Likewise, all these (and more) settings are constantly adjusted in order to make sure the car can go through a certain turn as fast as possible, keeping tyre and brake management in mind. Before a hard braking zone into a tight hairpin, drivers will move their brake bias forwards in order to put more relative pressure on the front brakes, which are more effective than the rear brakes, thus reducing the braking distance needed. Drivers will loosen their entry and mid-corner differential in order to make the car rotate more easily, and they will tighten their exit differential to ensure better traction.
As you can see, the drivers can tailor their cars’ performance to anything they want within the limits of their suspension and rear wing setup. This means that instead of changing their driving style significantly – and the key word here is ‘significantly’ – they change their cars’ setup enough that they can ‘’get away with’’ only changing their driving style by a relatively small amount.
So how, specifically, should Parc Fermé work according to me? Well, I believe that brake bias, differential, torque maps and such elements should be part of the regulations, perhaps with changes only allowed during pit stops (as changing from one set of tyres to another dramatically affects the way a car handles and performs). This would lead to drivers having to change their way of tackling the challenges that their car offers drastically as a race goes on. If a driver is suffering from understeer, instead of changing certain settings on his steering wheel, he’ll have to take action using the pedals and the steering wheel only. He’ll have to carry less speed into corners, utilize trail-braking (a braking technique in which a driver keeps a small amount of pressure on the brakes for longer than normally, often even until reaching the apex of a corner), and smoothen out his racing line in order to make sure that the front tyres will maintain grip through the corners. In other words, drivers will have to drive around problems – not dial, press, and adjust their way through them.
Before we proceed, I do want to make it very clear that I am not discrediting the level of skill, focus and sheer brilliance it takes for the drivers to make these constant adjustments – all I wish is that they apply this skill to pure driving.
From reading this article alone, one might perceive me as a bit of a purist and an old-school racing fan.

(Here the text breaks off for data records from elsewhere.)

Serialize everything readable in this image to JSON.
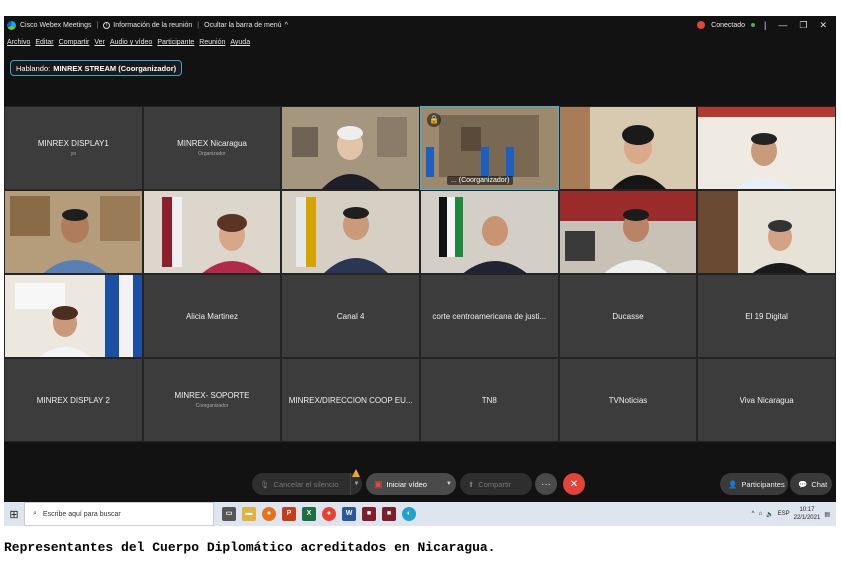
{
  "titlebar": {
    "app": "Cisco Webex Meetings",
    "meeting_info": "Información de la reunión",
    "hide_menu": "Ocultar la barra de menú",
    "status": "Conectado"
  },
  "menu": [
    "Archivo",
    "Editar",
    "Compartir",
    "Ver",
    "Audio y vídeo",
    "Participante",
    "Reunión",
    "Ayuda"
  ],
  "speaking": {
    "label": "Hablando:",
    "name": "MINREX STREAM (Coorganizador)"
  },
  "tiles": {
    "r1c1": {
      "name": "MINREX DISPLAY1",
      "sub": "yo"
    },
    "r1c2": {
      "name": "MINREX Nicaragua",
      "sub": "Organizador"
    },
    "r1c4": {
      "label": "... (Coorganizador)"
    },
    "r3c2": {
      "name": "Alicia Martinez"
    },
    "r3c3": {
      "name": "Canal 4"
    },
    "r3c4": {
      "name": "corte centroamericana de justi..."
    },
    "r3c5": {
      "name": "Ducasse"
    },
    "r3c6": {
      "name": "El 19 Digital"
    },
    "r4c1": {
      "name": "MINREX DISPLAY 2"
    },
    "r4c2": {
      "name": "MINREX- SOPORTE",
      "sub": "Coorganizador"
    },
    "r4c3": {
      "name": "MINREX/DIRECCION COOP EU..."
    },
    "r4c4": {
      "name": "TN8"
    },
    "r4c5": {
      "name": "TVNoticias"
    },
    "r4c6": {
      "name": "Viva Nicaragua"
    }
  },
  "controls": {
    "mute": "Cancelar el silencio",
    "video": "Iniciar vídeo",
    "share": "Compartir",
    "participants": "Participantes",
    "chat": "Chat"
  },
  "taskbar": {
    "search_placeholder": "Escribe aquí para buscar",
    "lang": "ESP",
    "time": "10:17",
    "date": "22/1/2021"
  },
  "caption": "Representantes del Cuerpo Diplomático acreditados en Nicaragua.",
  "colors": {
    "accent": "#38b7e3",
    "end": "#e0443a",
    "bg": "#121212"
  }
}
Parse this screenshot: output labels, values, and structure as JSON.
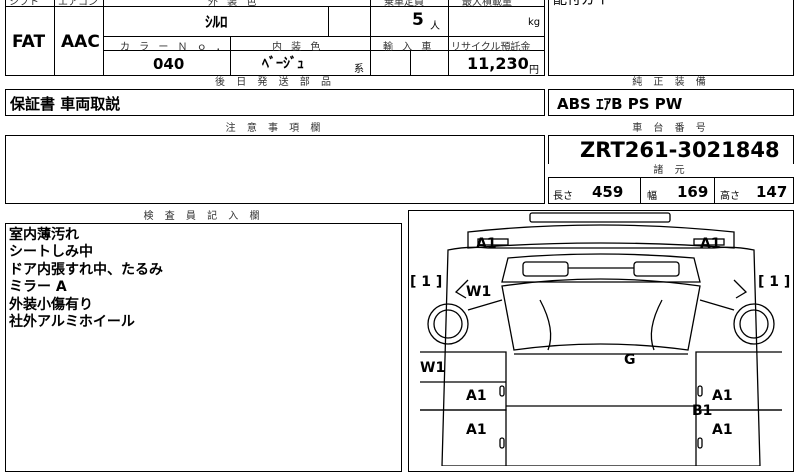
{
  "top": {
    "headers": {
      "shift": "シフト",
      "aircon": "エアコン",
      "exterior_color": "外 装 色",
      "capacity": "乗車定員",
      "max_load": "最大積載量",
      "color_no": "カ ラ ー Ｎ ｏ ．",
      "interior_color": "内 装 色",
      "import": "輸 入 車",
      "recycle": "リサイクル預託金"
    },
    "shift_value": "FAT",
    "aircon_value": "AAC",
    "exterior_color_value": "ｼﾙﾛ",
    "capacity_value": "5",
    "capacity_unit": "人",
    "max_load_unit": "kg",
    "color_no_value": "040",
    "interior_color_value": "ﾍﾞｰｼﾞｭ",
    "interior_color_suffix": "系",
    "recycle_value": "11,230",
    "recycle_unit": "円",
    "right_top_text": "配付ガイ"
  },
  "later_parts": {
    "header": "後 日 発 送 部 品",
    "value": "保証書 車両取説"
  },
  "genuine_equipment": {
    "header": "純 正 装 備",
    "value": "ABS ｴｱB PS PW"
  },
  "notes": {
    "header": "注 意 事 項 欄",
    "value": ""
  },
  "chassis": {
    "header": "車 台 番 号",
    "value": "ZRT261-3021848"
  },
  "specs": {
    "header": "諸 元",
    "length_label": "長さ",
    "length": "459",
    "width_label": "幅",
    "width": "169",
    "height_label": "高さ",
    "height": "147"
  },
  "inspector": {
    "header": "検 査 員 記 入 欄",
    "lines": [
      "室内薄汚れ",
      "シートしみ中",
      "ドア内張すれ中、たるみ",
      "ミラー A",
      "外装小傷有り",
      "社外アルミホイール"
    ]
  },
  "diagram_marks": {
    "a1_front_left": "A1",
    "a1_front_right": "A1",
    "w1_hood": "W1",
    "w1_side": "W1",
    "g_roof": "G",
    "a1_mid_left": "A1",
    "a1_mid_right": "A1",
    "b1_mid_right": "B1",
    "a1_low_left": "A1",
    "a1_low_right": "A1",
    "bracket_left": "[ 1 ]",
    "bracket_right": "[ 1 ]"
  }
}
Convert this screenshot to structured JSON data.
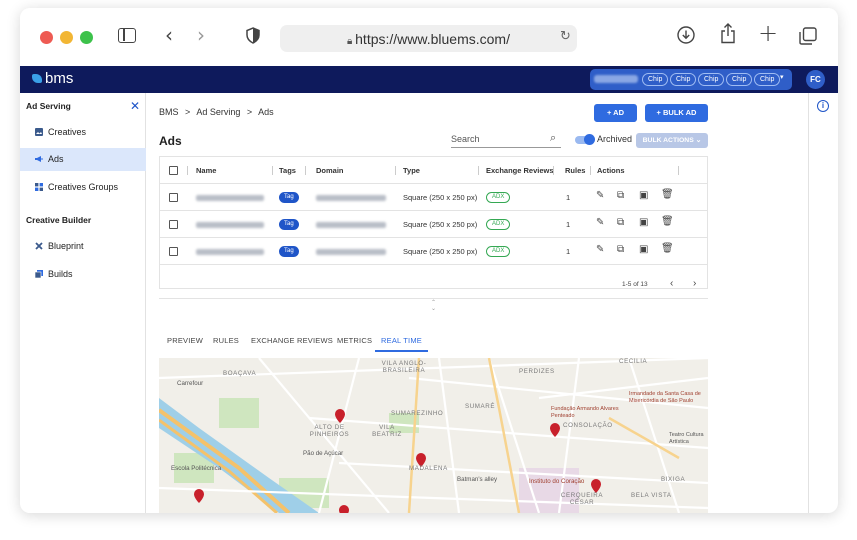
{
  "browser": {
    "url": "https://www.bluems.com/"
  },
  "app": {
    "logo": "bms",
    "account_chips": [
      "Chip",
      "Chip",
      "Chip",
      "Chip",
      "Chip"
    ],
    "avatar_initials": "FC"
  },
  "sidebar": {
    "section_title": "Ad Serving",
    "items": [
      {
        "label": "Creatives",
        "icon": "image-icon"
      },
      {
        "label": "Ads",
        "icon": "megaphone-icon",
        "active": true
      },
      {
        "label": "Creatives Groups",
        "icon": "grid-icon"
      }
    ],
    "section2_title": "Creative Builder",
    "items2": [
      {
        "label": "Blueprint",
        "icon": "tools-icon"
      },
      {
        "label": "Builds",
        "icon": "stack-icon"
      }
    ]
  },
  "breadcrumb": {
    "items": [
      "BMS",
      "Ad Serving",
      "Ads"
    ],
    "separator": ">"
  },
  "toolbar": {
    "add_label": "+ AD",
    "bulk_ad_label": "+ BULK AD",
    "bulk_actions_label": "BULK ACTIONS"
  },
  "page": {
    "title": "Ads",
    "search_placeholder": "Search",
    "archived_label": "Archived",
    "archived_on": true
  },
  "table": {
    "columns": [
      "Name",
      "Tags",
      "Domain",
      "Type",
      "Exchange Reviews",
      "Rules",
      "Actions"
    ],
    "rows": [
      {
        "tag": "Tag",
        "type": "Square (250 x 250 px)",
        "review": "ADX",
        "rules": "1"
      },
      {
        "tag": "Tag",
        "type": "Square (250 x 250 px)",
        "review": "ADX",
        "rules": "1"
      },
      {
        "tag": "Tag",
        "type": "Square (250 x 250 px)",
        "review": "ADX",
        "rules": "1"
      }
    ],
    "pagination": "1-5 of 13"
  },
  "tabs": {
    "items": [
      "PREVIEW",
      "RULES",
      "EXCHANGE REVIEWS",
      "METRICS",
      "REAL TIME"
    ],
    "active": "REAL TIME"
  },
  "map": {
    "labels": [
      "BOAÇAVA",
      "VILA ANGLO-BRASILEIRA",
      "PERDIZES",
      "CECÍLIA",
      "Carrefour",
      "SUMARÉ",
      "SUMAREZINHO",
      "ALTO DE PINHEIROS",
      "VILA BEATRIZ",
      "Fundação Armando Alvares Penteado",
      "Irmandade da Santa Casa de Misericórdia de São Paulo",
      "CONSOLAÇÃO",
      "Teatro Cultura Artística",
      "Pão de Açúcar",
      "Escola Politécnica",
      "MADALENA",
      "Batman's alley",
      "Instituto do Coração",
      "CERQUEIRA CÉSAR",
      "BELA VISTA",
      "BIXIGA"
    ],
    "colors": {
      "water": "#9fcfe8",
      "park": "#cfe6bf",
      "marker": "#c8202b",
      "highway": "#f4c26b"
    }
  }
}
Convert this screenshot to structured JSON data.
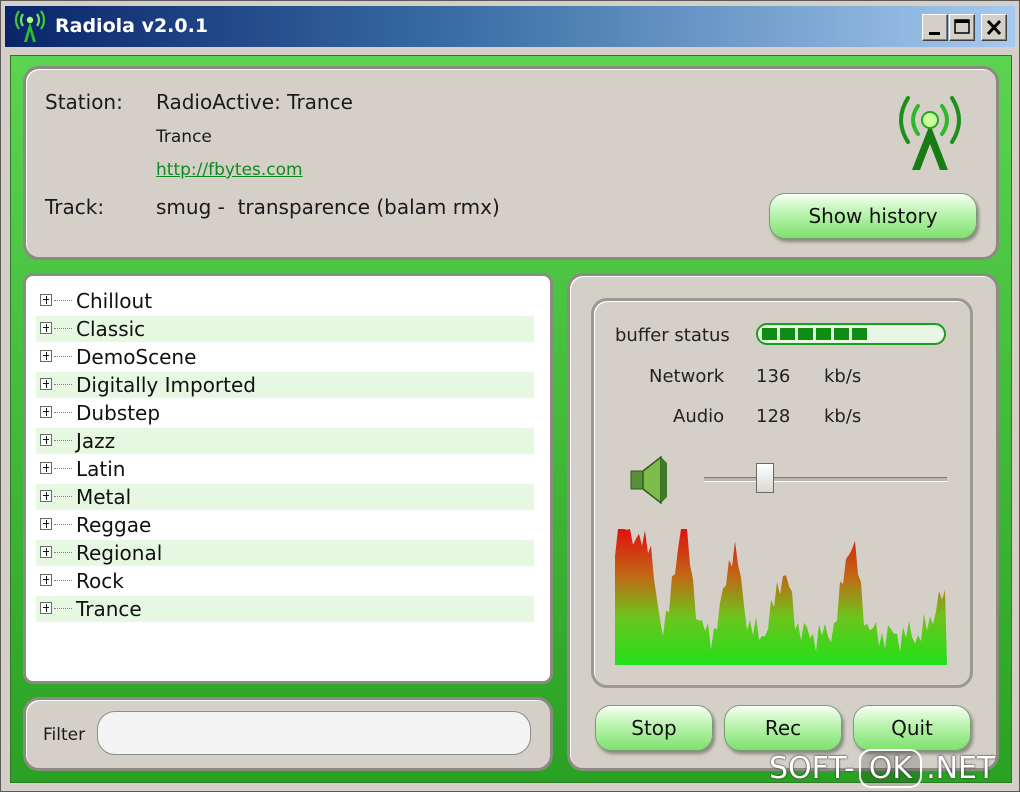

That is not the case. Being relatively new to the world of motorsport, I am all for technical development and the advancements – which have led to where we are today – that have been made throughout the entirety of Formula One’s history. However, I believe that certain things should remain as they are (or rather, as they were), one of those being that whilst on track, drivers should solely put their focus on using their pedals and the steering wheel. As mentioned, I still think that settings such as brake bias and differential should be allowed changing once in a while, but they shouldn’t be essential tools which require adjustment 5 times per lap in order for a driver to be competitive. After all, drivers are athletes, not engineers.
Read another DIVEBOMB featured article about Pastor Maldonado, here.